Melanie Susan Barrett Melanie Susan Barrett, Ph.D., S.T.D. is Chairperson and Professor of the Department of Moral Theology at the University of Saint Mary of the Lake/Mundelein Seminary. Doctor Barrett is the author of “Continuity, Pope Francis, and Amoris Laetitia,” in Vatican Insider; “Doctrine and
Praxis in Pope Francis’s Approach to Evangelization,” in Pope Francis and the Event of Encounter; and “Co-Creating With the Creator: A Virtue-Based Approach,” in Science, Faith, & Human Fertility: The Third Conference on Ethical Fertility Health Management. She also authored the book, Love’s Beauty at the Heart of the Christian Moral Life: The Ethics of Catholic Theologian Hans Urs von Balthasar. Currently, she is completing a second book on suffering and the moral life in the work of Thomas Aquinas. Doctor Barrett is a member of the editorial board of Chicago Studies. She holds professional memberships in the Society of Christian Ethics, the Academy of Catholic Theology, and the American Academy of Religion. She holds a Ph.D. in Religious Ethics from the University of Chicago, and an S.T.D. in Moral Theology from the University of Fribourg.
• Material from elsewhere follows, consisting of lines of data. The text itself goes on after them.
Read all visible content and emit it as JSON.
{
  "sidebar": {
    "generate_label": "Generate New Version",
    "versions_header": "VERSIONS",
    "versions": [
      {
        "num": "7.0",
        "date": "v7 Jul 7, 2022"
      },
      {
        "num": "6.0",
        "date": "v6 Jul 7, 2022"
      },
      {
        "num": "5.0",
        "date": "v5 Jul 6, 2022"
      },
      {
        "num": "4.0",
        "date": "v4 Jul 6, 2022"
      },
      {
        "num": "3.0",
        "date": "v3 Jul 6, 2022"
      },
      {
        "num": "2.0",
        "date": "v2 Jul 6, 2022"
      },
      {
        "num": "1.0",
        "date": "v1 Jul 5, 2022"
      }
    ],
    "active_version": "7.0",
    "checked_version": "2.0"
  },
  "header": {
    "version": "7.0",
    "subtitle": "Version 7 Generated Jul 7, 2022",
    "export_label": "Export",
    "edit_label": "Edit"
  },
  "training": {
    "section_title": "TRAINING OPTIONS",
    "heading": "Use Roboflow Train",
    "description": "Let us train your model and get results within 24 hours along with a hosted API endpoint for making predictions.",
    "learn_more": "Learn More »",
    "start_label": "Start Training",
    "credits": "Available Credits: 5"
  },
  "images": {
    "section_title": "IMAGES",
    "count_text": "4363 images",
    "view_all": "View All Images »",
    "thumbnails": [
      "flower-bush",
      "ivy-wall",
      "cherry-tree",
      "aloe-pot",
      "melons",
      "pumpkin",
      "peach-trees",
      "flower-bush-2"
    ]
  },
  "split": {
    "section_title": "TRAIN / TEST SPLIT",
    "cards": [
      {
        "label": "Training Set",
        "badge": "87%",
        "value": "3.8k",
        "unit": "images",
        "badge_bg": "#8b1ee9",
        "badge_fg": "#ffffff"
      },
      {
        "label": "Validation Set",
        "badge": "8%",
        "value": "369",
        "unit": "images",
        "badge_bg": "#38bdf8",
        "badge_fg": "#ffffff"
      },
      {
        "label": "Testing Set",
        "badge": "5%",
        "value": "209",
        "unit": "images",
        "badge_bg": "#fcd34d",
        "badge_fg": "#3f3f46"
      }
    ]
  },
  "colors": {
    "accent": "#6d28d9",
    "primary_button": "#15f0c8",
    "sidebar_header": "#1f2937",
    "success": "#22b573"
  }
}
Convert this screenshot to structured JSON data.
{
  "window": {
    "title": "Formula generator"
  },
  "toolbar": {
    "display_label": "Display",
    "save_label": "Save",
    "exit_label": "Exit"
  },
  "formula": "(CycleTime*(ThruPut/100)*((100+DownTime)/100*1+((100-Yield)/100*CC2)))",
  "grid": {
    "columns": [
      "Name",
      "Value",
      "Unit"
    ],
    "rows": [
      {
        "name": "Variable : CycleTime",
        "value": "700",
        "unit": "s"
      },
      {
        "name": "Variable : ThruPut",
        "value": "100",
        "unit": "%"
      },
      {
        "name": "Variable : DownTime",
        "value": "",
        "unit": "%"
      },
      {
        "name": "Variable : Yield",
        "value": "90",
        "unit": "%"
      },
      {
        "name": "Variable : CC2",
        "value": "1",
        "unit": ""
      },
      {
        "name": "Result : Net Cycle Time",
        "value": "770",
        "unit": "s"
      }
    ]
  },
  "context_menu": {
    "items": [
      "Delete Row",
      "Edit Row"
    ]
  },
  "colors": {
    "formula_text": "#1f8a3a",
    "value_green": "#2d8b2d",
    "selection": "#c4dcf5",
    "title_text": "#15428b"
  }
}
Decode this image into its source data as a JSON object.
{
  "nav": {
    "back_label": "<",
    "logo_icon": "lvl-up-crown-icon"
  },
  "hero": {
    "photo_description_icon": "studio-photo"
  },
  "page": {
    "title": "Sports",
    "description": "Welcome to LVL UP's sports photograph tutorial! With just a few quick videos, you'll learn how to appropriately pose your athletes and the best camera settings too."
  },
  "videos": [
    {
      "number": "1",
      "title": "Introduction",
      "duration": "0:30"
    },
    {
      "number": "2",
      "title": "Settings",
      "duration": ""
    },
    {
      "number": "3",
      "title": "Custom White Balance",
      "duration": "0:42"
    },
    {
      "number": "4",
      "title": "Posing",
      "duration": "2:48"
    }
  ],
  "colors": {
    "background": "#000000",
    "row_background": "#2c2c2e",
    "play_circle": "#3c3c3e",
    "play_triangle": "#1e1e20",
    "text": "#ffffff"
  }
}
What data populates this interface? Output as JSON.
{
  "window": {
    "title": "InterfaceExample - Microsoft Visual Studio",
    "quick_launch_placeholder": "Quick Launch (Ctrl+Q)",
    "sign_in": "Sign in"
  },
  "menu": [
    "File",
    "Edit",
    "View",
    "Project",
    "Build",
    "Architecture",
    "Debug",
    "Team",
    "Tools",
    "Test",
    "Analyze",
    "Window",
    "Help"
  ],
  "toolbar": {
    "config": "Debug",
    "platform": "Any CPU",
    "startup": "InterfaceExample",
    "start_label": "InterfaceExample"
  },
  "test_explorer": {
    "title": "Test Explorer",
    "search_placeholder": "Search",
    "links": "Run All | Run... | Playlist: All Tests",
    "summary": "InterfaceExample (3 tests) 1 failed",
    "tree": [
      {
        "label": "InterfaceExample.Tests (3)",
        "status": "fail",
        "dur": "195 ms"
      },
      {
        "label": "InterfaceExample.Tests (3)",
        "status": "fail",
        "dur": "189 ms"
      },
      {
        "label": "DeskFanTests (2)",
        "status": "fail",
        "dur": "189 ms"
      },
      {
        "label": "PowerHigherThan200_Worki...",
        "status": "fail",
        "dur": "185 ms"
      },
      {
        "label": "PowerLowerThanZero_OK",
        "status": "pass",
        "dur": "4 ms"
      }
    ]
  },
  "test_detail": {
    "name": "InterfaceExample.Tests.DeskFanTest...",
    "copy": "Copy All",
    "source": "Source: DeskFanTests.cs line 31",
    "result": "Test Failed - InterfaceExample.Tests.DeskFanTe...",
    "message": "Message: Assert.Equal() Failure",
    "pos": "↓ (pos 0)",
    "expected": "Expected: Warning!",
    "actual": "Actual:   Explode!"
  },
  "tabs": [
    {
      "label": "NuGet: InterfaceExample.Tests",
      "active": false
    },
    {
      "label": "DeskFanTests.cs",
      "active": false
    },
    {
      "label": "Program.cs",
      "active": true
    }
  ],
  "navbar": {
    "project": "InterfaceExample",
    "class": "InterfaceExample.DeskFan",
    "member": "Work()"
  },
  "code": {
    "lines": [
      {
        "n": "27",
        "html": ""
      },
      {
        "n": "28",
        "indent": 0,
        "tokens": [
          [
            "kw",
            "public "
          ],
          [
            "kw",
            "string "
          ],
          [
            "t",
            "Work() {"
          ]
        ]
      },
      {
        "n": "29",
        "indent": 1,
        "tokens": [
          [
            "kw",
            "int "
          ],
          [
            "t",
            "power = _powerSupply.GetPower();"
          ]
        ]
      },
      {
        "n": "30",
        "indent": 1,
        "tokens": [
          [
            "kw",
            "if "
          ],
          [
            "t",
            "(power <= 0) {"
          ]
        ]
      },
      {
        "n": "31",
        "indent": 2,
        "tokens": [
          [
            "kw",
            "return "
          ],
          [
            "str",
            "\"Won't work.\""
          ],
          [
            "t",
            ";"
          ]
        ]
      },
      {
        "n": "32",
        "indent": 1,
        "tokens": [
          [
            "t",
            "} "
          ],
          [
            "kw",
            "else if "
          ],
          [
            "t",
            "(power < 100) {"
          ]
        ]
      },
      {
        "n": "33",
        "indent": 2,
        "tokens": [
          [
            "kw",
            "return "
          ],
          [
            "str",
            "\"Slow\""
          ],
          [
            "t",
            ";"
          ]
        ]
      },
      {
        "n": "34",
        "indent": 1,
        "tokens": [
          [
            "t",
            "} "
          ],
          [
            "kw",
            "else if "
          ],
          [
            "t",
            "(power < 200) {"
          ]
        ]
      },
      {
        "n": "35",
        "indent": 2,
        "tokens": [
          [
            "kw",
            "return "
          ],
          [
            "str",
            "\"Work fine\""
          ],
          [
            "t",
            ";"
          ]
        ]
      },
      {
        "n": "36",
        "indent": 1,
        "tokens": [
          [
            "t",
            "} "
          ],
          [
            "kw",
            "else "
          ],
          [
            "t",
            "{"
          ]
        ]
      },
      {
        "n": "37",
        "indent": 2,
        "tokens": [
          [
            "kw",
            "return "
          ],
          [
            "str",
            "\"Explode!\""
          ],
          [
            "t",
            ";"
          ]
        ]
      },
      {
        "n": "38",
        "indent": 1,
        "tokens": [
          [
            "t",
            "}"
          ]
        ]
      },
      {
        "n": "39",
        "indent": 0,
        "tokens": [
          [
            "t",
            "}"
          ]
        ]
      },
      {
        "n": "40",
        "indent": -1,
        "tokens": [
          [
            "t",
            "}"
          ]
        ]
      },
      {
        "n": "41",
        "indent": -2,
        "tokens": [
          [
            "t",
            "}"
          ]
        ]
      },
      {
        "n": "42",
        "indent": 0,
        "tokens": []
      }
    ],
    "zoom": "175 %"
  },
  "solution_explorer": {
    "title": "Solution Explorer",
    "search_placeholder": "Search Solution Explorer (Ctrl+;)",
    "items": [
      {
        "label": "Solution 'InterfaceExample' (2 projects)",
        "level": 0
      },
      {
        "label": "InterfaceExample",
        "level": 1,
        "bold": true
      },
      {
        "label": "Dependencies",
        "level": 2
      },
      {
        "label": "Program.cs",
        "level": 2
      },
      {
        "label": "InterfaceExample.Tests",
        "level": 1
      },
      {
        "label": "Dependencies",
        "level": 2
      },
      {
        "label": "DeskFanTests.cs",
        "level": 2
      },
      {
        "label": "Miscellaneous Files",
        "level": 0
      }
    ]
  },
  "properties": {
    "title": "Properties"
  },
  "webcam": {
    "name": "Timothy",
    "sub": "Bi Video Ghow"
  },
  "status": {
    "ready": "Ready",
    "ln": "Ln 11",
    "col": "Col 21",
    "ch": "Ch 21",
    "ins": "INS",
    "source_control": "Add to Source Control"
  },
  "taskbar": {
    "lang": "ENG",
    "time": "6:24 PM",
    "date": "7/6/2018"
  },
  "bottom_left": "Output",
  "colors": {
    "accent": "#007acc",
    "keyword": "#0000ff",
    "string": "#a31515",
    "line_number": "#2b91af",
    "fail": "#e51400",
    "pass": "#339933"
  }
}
Maria Pascuzzi, C.S.J. Maria Pascuzzi, C.S.J., S.S.L., S.T.D. is Associate Dean for Undergraduate Studies at Seton Hall University. Before her July 1, 2017 appointment as Associate Dean, Dr. Pascuzzi was dean of the School of Theology and Ministry at St. Thomas University (Miami, FL), and an Associate Professor of Biblical Studies at the University of San Diego. She also taught Biblical exegesis and Biblical languages at St. Joseph’s Seminary (Dunwoodie, NY), and Immaculate Conception Seminary and Graduate School of Theology (Huntington, NY). As a scholar, Doctor Pascuzzi specializes in the New Testament Letters of Paul. She is the author of Paul: Windows on His Thought and His World. (Anselm Academic); 1 and 2 Corinthians. A Commentary (The Liturgical Press); and Ethics, Ecclesiology and Church Discipline: A Rhetorical Analysis of 1 Corinthians 5 (Gregorian University Press). Her latest work, a commentary on Paul’s Second Letter to the Corinthians for the third revised edition of the Jerome Biblical Commentary (Bloomsbury Press), is forthcoming. Dr. Pascuzzi is an active member of the Catholic Biblical Association, an associate editor of the Catholic Biblical Quarterly, and a member of the international advisory board of the Irish Theological Quarterly. Doctor Pascuzzi holds an S.S.L. from the Pontifical Biblical Institute, and an S.T.D. in Biblical Theology from the Pontifical Gregorian University.